[Records from a dataset]

****************************************

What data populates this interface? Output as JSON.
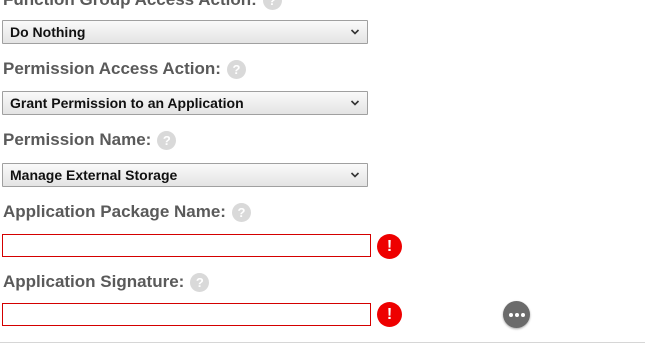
{
  "function_group": {
    "label": "Function Group Access Action:",
    "help_icon": "?",
    "select_value": "Do Nothing"
  },
  "permission_access": {
    "label": "Permission Access Action:",
    "help_icon": "?",
    "select_value": "Grant Permission to an Application"
  },
  "permission_name": {
    "label": "Permission Name:",
    "help_icon": "?",
    "select_value": "Manage External Storage"
  },
  "package_name": {
    "label": "Application Package Name:",
    "help_icon": "?",
    "value": "",
    "error_icon": "!"
  },
  "signature": {
    "label": "Application Signature:",
    "help_icon": "?",
    "value": "",
    "error_icon": "!"
  },
  "icons": {
    "help": "question-circle-icon",
    "error": "exclamation-circle-icon",
    "more": "more-options-icon",
    "chevron": "chevron-down-icon"
  },
  "colors": {
    "error_red": "#ee0000",
    "input_border_error": "#d40000",
    "label_text": "#5a5a5a",
    "help_grey": "#d9d9d9"
  }
}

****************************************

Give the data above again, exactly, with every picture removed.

What data populates this interface? Output as JSON.
{
  "function_group": {
    "label": "Function Group Access Action:",
    "help_icon": "?",
    "select_value": "Do Nothing"
  },
  "permission_access": {
    "label": "Permission Access Action:",
    "help_icon": "?",
    "select_value": "Grant Permission to an Application"
  },
  "permission_name": {
    "label": "Permission Name:",
    "help_icon": "?",
    "select_value": "Manage External Storage"
  },
  "package_name": {
    "label": "Application Package Name:",
    "help_icon": "?",
    "value": "",
    "error_icon": "!"
  },
  "signature": {
    "label": "Application Signature:",
    "help_icon": "?",
    "value": "",
    "error_icon": "!"
  },
  "icons": {
    "help": "question-circle-icon",
    "error": "exclamation-circle-icon",
    "more": "more-options-icon",
    "chevron": "chevron-down-icon"
  },
  "colors": {
    "error_red": "#ee0000",
    "input_border_error": "#d40000",
    "label_text": "#5a5a5a",
    "help_grey": "#d9d9d9"
  }
}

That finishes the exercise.